Despite what the common phrase may say, not all owls are "night owls." There are around 250 different species of owls around the globe. While they are famously nighttime hunters, some owl species prefer being active during the day. The World of Owls notes that less than 70 percent of these winged woodland creatures are nocturnal.
Seeing an owl during the day likely means that you've encountered one of the species that prefers being active during the day. There's also symbolism behind seeing owls that you might be interested in learning more about.
Reasons You Might See an Owl During the Day
Many people associate owls with nighttime activity. Seeing one during daylight hours could be jarring, but it's not necessarily a sign of anything wrong. Wildlife Damage Management cautions that animals are much like humans. Every member of the family can be a little different.
Even more importantly, if you see a normally nocturnal animal during the day, the reasons are likely one of two things. The owl's nest may have been disturbed, or it might have been kicked out for one reason or another. Urbanization is another factor. It brings changes to the ecosystem. It also increases the amount of activity and light during the night.

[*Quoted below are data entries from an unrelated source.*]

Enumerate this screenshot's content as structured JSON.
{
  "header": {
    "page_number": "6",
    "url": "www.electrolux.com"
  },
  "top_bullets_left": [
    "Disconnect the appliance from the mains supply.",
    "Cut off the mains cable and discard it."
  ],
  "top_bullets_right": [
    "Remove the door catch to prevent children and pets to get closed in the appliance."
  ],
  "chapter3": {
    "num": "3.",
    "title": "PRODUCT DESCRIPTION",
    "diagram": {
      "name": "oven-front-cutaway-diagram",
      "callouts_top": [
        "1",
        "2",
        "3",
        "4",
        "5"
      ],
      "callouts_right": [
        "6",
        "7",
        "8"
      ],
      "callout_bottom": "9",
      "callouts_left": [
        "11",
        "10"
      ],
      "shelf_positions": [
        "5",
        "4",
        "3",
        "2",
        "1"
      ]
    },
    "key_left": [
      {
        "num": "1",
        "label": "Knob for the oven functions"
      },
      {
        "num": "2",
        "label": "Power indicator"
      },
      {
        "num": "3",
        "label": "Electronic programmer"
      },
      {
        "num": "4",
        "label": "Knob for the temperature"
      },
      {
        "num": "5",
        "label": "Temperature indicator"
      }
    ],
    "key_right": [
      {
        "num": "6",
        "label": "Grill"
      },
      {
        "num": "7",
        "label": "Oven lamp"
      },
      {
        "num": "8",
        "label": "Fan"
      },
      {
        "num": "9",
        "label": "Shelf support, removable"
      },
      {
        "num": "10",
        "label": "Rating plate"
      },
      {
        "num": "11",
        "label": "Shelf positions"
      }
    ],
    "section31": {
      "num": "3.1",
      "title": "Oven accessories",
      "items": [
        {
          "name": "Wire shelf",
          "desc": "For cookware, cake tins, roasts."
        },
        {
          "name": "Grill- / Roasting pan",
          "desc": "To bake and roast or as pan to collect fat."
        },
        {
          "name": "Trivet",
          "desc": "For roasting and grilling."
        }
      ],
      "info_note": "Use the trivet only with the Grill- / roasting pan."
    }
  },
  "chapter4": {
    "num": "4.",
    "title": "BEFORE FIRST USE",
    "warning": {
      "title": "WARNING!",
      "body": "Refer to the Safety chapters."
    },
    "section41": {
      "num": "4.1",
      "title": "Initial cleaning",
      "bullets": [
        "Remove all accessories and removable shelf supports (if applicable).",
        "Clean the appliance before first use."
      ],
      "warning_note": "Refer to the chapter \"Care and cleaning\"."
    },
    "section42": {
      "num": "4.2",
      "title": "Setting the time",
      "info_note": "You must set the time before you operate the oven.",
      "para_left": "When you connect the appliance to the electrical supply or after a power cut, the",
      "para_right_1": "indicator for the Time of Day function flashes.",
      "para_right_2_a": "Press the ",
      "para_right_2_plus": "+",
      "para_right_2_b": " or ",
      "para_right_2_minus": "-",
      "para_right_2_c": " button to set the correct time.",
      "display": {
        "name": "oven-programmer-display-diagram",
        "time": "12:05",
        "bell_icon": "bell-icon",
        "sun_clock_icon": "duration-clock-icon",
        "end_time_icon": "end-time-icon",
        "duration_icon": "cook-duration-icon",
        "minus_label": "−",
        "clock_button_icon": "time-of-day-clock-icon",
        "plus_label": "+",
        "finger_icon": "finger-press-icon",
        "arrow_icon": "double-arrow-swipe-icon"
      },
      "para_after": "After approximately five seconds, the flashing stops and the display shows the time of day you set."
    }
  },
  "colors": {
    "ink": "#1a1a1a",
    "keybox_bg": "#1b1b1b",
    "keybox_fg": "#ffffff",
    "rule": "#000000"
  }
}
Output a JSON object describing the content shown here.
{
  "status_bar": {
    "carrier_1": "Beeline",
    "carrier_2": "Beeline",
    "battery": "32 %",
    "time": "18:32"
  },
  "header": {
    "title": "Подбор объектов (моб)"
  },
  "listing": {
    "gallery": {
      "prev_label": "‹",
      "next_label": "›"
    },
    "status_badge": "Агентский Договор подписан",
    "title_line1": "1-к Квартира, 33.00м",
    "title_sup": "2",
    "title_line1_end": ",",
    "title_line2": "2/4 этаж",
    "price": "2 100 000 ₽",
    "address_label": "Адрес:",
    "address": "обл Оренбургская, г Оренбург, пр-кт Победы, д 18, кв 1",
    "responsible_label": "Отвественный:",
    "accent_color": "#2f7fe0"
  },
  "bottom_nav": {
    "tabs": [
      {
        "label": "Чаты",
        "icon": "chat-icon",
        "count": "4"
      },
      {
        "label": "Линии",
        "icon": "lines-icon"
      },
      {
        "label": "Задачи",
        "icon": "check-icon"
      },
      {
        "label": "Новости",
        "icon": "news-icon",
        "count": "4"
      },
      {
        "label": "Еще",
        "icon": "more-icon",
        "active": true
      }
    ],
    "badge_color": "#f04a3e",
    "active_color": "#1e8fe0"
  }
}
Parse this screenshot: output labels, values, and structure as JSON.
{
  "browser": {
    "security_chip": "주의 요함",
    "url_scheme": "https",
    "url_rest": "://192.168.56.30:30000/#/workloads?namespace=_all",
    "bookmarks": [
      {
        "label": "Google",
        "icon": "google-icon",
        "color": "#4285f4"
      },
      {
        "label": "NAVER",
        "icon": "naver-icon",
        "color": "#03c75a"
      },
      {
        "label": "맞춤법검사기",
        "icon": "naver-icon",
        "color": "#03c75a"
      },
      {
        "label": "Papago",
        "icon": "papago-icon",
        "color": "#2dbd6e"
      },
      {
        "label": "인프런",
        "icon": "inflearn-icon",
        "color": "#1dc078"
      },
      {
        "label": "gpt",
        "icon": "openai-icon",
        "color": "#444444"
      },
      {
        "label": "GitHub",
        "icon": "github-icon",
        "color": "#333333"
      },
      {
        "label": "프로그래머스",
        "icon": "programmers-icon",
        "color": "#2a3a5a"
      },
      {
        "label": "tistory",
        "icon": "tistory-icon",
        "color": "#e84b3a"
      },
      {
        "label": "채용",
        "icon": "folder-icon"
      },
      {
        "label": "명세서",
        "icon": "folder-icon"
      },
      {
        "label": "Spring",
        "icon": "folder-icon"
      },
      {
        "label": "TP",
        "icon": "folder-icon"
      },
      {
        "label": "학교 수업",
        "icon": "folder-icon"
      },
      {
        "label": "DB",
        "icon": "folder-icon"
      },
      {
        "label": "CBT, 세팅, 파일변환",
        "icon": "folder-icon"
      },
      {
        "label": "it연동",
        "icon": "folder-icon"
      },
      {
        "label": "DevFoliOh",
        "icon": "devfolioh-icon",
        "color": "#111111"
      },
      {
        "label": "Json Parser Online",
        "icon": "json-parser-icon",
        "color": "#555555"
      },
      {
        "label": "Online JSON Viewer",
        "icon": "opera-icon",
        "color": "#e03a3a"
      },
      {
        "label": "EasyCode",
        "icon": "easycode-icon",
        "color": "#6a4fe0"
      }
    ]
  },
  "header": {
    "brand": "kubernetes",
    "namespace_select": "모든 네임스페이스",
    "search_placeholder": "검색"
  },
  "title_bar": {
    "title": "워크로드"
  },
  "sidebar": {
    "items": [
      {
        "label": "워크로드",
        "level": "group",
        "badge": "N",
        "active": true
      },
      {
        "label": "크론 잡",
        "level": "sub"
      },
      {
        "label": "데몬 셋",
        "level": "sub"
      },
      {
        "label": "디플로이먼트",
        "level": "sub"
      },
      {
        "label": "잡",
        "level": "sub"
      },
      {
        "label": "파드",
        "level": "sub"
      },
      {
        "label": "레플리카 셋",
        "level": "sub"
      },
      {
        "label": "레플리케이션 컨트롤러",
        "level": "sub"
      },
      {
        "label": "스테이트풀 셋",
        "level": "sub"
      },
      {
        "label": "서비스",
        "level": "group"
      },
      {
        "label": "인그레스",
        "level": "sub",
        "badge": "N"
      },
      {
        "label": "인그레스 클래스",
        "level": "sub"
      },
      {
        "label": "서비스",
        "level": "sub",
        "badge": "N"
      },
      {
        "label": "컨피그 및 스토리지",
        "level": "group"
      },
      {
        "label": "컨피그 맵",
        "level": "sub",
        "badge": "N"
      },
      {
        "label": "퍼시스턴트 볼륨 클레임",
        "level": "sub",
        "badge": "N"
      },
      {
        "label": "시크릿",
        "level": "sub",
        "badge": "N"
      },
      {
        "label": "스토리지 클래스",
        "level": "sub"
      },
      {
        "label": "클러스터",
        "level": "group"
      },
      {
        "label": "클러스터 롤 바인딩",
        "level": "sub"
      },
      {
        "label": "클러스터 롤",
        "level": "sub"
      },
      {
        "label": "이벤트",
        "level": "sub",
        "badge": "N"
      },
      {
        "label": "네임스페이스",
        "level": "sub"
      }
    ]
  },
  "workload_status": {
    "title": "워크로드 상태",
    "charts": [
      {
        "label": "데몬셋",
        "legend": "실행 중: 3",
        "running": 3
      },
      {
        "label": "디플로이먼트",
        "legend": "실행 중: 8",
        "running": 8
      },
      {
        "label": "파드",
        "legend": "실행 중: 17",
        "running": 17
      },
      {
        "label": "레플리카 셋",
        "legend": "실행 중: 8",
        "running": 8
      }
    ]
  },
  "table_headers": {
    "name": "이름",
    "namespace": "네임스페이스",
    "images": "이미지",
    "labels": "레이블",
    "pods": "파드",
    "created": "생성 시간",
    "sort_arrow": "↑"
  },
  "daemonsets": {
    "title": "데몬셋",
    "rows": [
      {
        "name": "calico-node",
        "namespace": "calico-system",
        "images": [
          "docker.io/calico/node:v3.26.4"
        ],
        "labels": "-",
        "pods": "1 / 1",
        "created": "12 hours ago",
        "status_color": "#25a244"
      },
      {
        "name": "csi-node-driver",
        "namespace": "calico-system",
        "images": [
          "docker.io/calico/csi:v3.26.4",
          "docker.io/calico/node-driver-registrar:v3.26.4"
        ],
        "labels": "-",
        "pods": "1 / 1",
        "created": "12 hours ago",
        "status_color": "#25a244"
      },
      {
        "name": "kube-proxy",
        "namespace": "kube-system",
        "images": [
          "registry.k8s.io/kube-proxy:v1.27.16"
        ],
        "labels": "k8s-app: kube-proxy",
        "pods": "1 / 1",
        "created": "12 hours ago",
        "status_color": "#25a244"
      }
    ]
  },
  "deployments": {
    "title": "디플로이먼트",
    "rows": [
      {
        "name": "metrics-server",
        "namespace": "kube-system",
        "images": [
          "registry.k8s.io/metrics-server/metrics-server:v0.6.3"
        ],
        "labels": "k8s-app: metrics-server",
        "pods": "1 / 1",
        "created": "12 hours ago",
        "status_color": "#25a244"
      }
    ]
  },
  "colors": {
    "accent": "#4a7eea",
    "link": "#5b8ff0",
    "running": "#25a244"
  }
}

Some nocturnal animals adapt by feeding during daylight hours when there's less human-related activity. Also, some species of owls are geared naturally toward waking during the day.
Different Owls, Different Waking Times
Some owls are active during the day and sleep during the night. These owl species are referred to as diurnal owls. Crepuscular owls are species that are most active during dusk and dawn, as noted by the Owl Research Institute. Regardless of when they wake, owls typically spend most of their time searching for food. These birds of prey eat meat. Primary food sources include mice and voles. Other animals hunted by owls include lizards, snakes, fish, frogs, and squirrels.
Diurnal Owl Species
Of the 250 species of owls, only two are characterized as diurnal owls. This includes northern hawk owls and northern pygmy owls.
Northern Hawk Owls
These owls have yellow eyes, a round face, and an oval-shaped body. They look distinctly like owls. Their behavior is more like that of a hawk. The Northern Hawk Owl hunts during the day, usually perching at the top of trees, much like hawks do. They hunt in forests for mammals. This owl has sharp eyesight that can spot their prey from up to one-half mile away.
Northern Pygmy Owls
This owl is very small. It typically has a round head, long tail, and yellow eyes. Its coloring tends to skew toward deep brown and white. This daytime hunter likes to sit quietly to surprise their prey during a hunt. The Northern Pygmy Owl is often mobbed by smaller birds like hummingbirds and wrens to scare them off.
The owl is widely associated with wisdom through folklore and pop culture. They represent soul-deep wisdom, which may explain why they're often used in artwork.
The Owl in Religious Art
Because of the owl's association with hiding in the darkness, it has been used as a symbol for Satan in some works of art. At the same time, the owl is often depicted as a trait of Christ. Christians believe that Christ sacrificed himself to the shadow of death to provide light to the world, as noted in George Ferguson's book, eSigns and Symbols in Christian Art.
What It Means When You See an Owl
If you see owls often, it could be a symbol that you've uncovered your own deepest knowledge. It may also represent something in your life that is about to change or requires attention. Seeing owls could also mean the following:
- You should evaluate your life with a sharp eye and avoid taking people and situations at face value.
- You should strive to enjoy the wonder of life and discover your natural curiosity.
- Owls are associated with death, but that can mean that a transition is about to present itself in your life.